18 Jan

I was recently talking about this with some work friends the other week and I thought it might be a helpful post.  For those of you who are doing your first round of reaching out to possible freelancing opportunities, be hyper aware of your tone, especially in e-mails.  Always sound excited, always sound appreciative, and always sound willing.  If you have these three things down, you’re much likelier to get a response.  It has at least worked in my experience.  It doesn’t hurt to mean it too.  That’s good tone.

Caroline Mode’s Stockholm Street Fashion

9 Jan

Caroline Mode’s Stockholm Street Fashion is new addition to my daily blog hit list.  It’s updated multiple times a day and you’ll rarely see anything that’s lackluster.  I can’t say I’m surprised since the Swedes crank out some of the best music.  It’s also good for finding names for your newborns and/or dog…  “Come here Zuzanna, ZUuuuZannnnnAAA.”  Bookmark, done.

Click on this link to jump on it or click on the sampling of fine looks below to bring you to the site.

Dressing for a Party

5 Jan

I know I’m a little late on this one because many of you put away your sparkles until next NYE, but this is a funny read regardless, and brings up a lot of hilarious points.  It’s written by a teen for the online magazine, Rookie.  It’s funny that I relate to a teenager’s point of view more than the lady on your daily morning TV show who’s face could break at any given moment who’s closer to my age.  This young lad gets it.  Dress with a plan, man.

Every article about dressing for a party focuses on things that I don’t care about.
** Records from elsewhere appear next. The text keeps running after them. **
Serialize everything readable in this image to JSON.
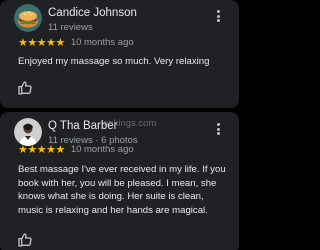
{
  "reviews": [
    {
      "reviewer_name": "Candice Johnson",
      "reviewer_meta": "11 reviews",
      "stars": "★★★★★",
      "time_ago": "10 months ago",
      "text": "Enjoyed my massage so much. Very relaxing",
      "avatar_icon": "bob-burger-avatar",
      "more_icon": "more-vert-icon",
      "like_icon": "thumb-up-icon"
    },
    {
      "reviewer_name": "Q Tha Barber",
      "reviewer_meta": "11 reviews · 6 photos",
      "stars": "★★★★★",
      "time_ago": "10 months ago",
      "text": "Best massage I've ever received in my life. If you book with her, you will be pleased. I mean, she knows what she is doing. Her suite is clean, music is relaxing and her hands are magical.",
      "avatar_icon": "person-photo-avatar",
      "more_icon": "more-vert-icon",
      "like_icon": "thumb-up-icon"
    }
  ],
  "watermark_text": "ankings.com",
  "colors": {
    "background": "#000000",
    "card": "#202124",
    "primary_text": "#e8eaed",
    "secondary_text": "#9aa0a6",
    "star": "#fbbc04"
  }
}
I mean, thanks, lady/teen magazine, it’s really nice that you took the time to liken my body shape to a piece of fruit and then pick out some items that are flirty or edgy, but what I choose to wear to a party usually has nothing to do with how I am shaped or what my “style personality” is, and more to do with how I want the night to proceed. Parties are condensed pockets of potential where anything can happen if only I go into the evening with the proper outlook. Getting dressed is just one way to set the tone.
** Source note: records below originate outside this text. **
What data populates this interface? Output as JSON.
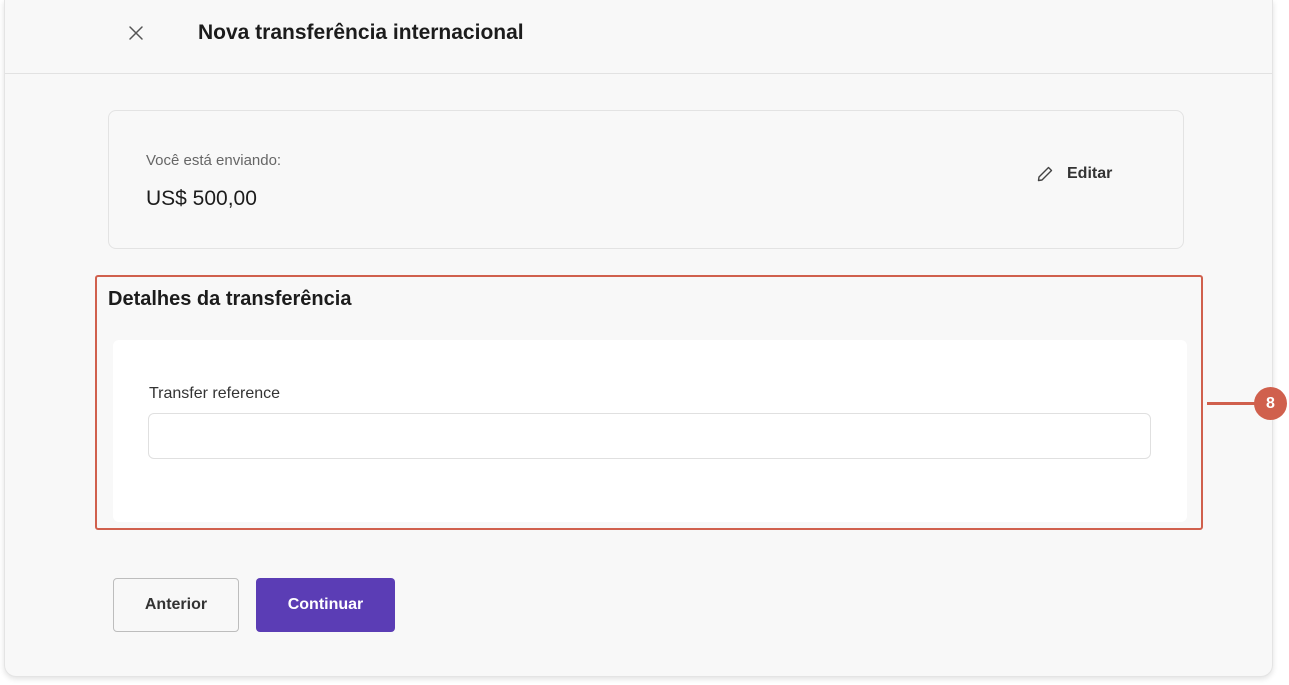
{
  "header": {
    "title": "Nova transferência internacional",
    "close_icon": "close-icon"
  },
  "summary": {
    "label": "Você está enviando:",
    "amount": "US$ 500,00",
    "edit_label": "Editar",
    "edit_icon": "pencil-icon"
  },
  "details": {
    "title": "Detalhes da transferência",
    "field_label": "Transfer reference",
    "field_value": "",
    "field_placeholder": ""
  },
  "callout": {
    "number": "8",
    "color": "#d0604d"
  },
  "footer": {
    "back_label": "Anterior",
    "continue_label": "Continuar",
    "primary_color": "#5b3db5"
  }
}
Thus, instead of an article about outfits, this is an article about strategy. I talked to a bunch of my friends about how they decide what to wear for a night out, and distilled their answers into a few tactical plans. All of these are viable party-outfit strategies, because you are a real human with a diverse range of moods, and not a pear-shaped hanger for statement necklaces under $25 that will catch your crush’s eye from across the room.

“I came to dance.”

This is probably the most honorable party-dressing motive. You aren’t at the party to network or hook up or cry in the corner—you’re just there to have a good time. Wear flat, closed-toe shoes and clothes that won’t make you overheat. Jeans are good for maximum coverage if you plan on dipping it extra low, but outside of that they don’t do too much to actually enhance your moves. I like combining leggings with a fringy or twirly dress that moves when you move (just like that). A dress with pockets is doubly convenient, because it lets you leave your purse at home. If you want to wear makeup, go with bright lipstick instead of heavy eye makeup, which will run when you sweat. Ignore that advice if you are going for a “Thriller” type of thing.

Spontaneous unplanned costume party.

Read more….